What to work on » Please return every line in the entries below with the word "Туалет" in it.

Material shown »
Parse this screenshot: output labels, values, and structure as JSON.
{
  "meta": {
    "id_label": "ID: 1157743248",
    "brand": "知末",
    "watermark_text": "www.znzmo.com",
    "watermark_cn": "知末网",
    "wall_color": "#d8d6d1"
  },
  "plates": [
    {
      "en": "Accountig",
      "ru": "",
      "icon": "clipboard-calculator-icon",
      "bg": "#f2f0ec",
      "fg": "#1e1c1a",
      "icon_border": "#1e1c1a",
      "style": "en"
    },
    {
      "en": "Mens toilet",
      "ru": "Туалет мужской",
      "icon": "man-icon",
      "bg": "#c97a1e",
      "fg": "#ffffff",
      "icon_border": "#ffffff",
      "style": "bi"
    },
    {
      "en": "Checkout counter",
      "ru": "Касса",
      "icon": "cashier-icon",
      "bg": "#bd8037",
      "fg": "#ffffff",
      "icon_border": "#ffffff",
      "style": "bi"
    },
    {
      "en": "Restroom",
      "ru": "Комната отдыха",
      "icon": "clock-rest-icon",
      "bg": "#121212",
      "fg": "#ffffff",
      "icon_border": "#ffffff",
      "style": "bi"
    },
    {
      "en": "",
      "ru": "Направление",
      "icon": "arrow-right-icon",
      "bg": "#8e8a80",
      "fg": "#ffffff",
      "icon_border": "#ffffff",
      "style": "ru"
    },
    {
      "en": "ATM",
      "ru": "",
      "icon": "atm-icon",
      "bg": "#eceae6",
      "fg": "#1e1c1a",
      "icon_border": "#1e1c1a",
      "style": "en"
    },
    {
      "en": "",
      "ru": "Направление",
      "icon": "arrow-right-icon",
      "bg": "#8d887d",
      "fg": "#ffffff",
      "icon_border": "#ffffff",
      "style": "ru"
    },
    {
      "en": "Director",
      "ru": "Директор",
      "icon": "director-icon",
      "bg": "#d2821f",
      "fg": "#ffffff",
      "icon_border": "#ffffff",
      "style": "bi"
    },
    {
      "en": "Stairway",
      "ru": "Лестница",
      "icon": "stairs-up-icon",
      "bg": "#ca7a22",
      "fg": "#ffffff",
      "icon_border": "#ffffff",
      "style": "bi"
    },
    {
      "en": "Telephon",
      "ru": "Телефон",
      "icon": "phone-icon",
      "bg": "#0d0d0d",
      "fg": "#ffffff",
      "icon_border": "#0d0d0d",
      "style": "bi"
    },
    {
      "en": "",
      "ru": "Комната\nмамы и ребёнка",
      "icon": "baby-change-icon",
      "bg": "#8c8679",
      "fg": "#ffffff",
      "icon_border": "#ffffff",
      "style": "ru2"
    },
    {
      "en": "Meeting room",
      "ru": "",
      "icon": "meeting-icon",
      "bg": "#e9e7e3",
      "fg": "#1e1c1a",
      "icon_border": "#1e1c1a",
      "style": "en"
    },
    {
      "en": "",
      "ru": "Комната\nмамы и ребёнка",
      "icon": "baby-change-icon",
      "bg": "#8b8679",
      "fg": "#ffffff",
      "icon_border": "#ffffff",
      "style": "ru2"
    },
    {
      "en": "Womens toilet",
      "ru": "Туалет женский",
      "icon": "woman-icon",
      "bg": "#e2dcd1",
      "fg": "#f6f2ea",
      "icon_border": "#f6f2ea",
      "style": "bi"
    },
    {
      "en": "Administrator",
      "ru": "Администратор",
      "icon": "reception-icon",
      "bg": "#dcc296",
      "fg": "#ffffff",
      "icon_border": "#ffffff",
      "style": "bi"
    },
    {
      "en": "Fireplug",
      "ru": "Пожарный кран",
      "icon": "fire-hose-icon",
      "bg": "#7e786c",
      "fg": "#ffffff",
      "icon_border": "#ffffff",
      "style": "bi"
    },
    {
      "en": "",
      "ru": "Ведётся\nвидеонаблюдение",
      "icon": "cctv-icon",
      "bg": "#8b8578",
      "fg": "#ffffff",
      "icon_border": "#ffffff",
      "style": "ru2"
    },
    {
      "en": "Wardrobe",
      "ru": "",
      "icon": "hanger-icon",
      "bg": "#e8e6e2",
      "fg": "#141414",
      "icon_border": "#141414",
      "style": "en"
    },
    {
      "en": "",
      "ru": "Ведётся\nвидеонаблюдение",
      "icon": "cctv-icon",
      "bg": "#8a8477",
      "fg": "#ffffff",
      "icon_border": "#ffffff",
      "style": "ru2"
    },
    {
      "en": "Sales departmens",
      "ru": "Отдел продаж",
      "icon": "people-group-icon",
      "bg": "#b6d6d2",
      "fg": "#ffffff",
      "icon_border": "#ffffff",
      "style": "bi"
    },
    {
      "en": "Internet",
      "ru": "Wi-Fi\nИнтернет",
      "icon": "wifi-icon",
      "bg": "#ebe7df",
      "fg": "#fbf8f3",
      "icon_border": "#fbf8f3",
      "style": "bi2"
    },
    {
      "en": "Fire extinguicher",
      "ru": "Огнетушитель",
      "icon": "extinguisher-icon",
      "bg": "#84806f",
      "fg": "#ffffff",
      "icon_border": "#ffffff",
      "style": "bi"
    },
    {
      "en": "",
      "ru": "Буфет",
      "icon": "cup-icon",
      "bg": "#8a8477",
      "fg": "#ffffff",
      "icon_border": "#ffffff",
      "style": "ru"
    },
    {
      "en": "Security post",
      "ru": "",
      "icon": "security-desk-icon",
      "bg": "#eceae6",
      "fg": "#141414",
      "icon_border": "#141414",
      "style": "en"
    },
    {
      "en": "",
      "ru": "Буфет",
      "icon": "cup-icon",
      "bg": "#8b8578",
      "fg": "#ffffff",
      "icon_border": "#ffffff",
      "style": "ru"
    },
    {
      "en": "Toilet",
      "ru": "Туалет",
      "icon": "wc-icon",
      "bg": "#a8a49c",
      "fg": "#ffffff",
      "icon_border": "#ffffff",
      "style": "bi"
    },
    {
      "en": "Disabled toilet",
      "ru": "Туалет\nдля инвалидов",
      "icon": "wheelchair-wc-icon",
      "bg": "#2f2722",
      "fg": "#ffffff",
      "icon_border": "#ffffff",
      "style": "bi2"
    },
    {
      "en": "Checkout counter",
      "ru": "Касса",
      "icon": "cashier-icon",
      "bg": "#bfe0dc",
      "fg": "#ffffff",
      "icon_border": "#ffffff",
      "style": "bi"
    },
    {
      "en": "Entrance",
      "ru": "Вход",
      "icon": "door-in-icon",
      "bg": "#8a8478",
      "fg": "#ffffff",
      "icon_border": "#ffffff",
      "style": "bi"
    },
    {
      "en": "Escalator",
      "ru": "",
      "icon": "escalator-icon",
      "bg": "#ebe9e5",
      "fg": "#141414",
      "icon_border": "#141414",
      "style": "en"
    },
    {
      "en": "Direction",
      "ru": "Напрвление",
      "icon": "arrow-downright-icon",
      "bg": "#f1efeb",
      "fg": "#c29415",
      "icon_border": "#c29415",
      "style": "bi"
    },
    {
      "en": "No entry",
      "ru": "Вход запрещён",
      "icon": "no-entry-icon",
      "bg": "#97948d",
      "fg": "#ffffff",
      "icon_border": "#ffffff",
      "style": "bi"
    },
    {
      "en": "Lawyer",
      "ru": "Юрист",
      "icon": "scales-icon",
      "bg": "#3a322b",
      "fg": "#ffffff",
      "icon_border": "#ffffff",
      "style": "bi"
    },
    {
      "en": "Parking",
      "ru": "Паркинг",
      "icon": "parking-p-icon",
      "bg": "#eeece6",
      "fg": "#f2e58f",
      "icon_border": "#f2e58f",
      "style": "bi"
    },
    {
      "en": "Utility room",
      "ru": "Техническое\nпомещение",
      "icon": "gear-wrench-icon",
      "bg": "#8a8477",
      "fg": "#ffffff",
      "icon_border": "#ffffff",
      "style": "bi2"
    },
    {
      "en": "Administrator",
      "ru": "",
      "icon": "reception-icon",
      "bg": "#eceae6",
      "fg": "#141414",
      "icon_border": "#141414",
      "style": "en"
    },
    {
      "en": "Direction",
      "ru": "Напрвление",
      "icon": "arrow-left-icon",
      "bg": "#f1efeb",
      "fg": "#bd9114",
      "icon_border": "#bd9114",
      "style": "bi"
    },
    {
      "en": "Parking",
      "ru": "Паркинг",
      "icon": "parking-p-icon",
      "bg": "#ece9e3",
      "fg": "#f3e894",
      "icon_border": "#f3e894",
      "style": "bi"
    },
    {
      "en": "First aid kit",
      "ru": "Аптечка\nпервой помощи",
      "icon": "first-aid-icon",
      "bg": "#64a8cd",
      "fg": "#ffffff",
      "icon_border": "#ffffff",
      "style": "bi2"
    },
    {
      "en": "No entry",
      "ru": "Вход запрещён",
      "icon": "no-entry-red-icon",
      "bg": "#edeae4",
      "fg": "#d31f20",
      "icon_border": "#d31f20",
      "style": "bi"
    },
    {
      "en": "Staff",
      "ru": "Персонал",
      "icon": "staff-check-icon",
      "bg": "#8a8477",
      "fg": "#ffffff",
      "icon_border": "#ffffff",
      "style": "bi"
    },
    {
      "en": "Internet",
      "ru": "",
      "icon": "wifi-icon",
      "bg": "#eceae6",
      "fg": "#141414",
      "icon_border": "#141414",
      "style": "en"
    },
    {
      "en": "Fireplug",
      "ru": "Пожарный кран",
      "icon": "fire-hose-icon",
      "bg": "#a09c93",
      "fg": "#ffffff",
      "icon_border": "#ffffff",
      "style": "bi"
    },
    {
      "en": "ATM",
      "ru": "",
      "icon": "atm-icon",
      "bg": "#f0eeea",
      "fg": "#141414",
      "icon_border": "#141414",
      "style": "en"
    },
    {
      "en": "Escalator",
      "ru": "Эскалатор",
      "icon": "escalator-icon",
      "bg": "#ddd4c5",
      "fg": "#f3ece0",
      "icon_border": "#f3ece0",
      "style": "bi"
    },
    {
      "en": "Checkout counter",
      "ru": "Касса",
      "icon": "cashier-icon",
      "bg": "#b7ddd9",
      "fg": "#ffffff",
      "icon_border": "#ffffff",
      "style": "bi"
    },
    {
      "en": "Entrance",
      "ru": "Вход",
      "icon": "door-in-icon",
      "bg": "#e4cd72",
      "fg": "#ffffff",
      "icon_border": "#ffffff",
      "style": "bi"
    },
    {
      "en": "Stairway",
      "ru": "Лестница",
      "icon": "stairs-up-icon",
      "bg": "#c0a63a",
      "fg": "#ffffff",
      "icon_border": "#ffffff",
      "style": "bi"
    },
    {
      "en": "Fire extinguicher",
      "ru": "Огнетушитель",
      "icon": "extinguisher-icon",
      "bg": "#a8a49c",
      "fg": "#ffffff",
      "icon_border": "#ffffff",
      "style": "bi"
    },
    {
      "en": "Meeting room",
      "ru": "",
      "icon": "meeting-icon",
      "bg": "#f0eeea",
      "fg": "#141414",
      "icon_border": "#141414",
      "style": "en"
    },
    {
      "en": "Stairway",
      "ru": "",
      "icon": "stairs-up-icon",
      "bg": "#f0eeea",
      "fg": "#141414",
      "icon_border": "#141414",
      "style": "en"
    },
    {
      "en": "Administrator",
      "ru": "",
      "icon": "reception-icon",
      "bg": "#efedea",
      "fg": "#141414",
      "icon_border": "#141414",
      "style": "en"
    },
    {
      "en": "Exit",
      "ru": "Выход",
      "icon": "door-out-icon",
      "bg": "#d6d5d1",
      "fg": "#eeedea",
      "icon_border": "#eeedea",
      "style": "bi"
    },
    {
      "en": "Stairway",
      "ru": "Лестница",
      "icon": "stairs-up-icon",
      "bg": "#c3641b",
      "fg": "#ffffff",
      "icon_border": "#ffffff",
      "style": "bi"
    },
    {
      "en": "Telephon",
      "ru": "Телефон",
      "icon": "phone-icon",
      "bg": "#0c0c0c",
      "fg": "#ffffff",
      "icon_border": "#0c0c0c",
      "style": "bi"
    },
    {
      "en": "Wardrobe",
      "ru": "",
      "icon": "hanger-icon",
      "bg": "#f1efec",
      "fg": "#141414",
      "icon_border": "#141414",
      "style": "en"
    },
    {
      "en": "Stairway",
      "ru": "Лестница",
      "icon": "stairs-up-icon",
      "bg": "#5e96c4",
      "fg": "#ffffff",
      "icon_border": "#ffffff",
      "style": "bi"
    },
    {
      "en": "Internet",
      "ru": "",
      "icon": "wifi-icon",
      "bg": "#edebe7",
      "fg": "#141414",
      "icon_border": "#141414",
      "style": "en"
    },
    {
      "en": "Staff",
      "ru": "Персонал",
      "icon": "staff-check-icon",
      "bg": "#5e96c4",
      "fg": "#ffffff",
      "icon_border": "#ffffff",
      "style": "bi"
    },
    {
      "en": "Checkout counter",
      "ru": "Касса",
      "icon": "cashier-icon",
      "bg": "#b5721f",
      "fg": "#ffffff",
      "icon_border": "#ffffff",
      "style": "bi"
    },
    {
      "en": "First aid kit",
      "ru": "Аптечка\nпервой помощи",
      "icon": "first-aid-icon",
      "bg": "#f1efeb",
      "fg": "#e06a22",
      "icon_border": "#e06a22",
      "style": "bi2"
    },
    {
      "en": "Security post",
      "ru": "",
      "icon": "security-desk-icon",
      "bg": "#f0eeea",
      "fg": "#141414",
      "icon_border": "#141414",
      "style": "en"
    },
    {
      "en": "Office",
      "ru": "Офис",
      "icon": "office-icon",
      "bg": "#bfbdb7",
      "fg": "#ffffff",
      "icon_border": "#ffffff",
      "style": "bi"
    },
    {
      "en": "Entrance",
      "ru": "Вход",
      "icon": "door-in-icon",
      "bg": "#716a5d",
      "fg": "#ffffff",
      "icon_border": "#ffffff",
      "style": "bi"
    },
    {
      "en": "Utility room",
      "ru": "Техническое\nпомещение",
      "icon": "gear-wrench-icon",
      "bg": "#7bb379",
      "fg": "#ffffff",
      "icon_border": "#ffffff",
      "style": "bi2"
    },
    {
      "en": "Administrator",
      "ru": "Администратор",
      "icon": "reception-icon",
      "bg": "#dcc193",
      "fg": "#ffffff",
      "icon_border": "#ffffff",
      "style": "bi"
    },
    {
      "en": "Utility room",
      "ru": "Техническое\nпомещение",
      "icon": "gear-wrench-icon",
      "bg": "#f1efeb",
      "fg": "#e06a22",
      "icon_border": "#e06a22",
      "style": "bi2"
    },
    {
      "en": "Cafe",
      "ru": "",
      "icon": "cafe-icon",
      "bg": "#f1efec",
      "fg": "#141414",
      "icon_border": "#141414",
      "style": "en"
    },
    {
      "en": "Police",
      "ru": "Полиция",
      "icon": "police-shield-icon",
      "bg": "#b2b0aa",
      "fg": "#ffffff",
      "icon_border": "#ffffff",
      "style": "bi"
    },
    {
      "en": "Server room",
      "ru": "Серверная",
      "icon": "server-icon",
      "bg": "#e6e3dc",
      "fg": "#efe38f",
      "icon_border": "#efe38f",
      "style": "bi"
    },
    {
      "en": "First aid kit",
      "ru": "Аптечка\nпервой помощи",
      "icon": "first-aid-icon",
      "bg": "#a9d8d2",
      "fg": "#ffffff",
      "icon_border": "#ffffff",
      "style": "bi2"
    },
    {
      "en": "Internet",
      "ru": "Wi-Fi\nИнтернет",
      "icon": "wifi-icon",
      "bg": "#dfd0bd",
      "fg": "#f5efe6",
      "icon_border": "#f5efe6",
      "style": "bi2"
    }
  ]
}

Response box »
      "ru": "Туалет мужской",
      "ru": "Туалет женский",
      "ru": "Туалет",
      "ru": "Туалет\nдля инвалидов",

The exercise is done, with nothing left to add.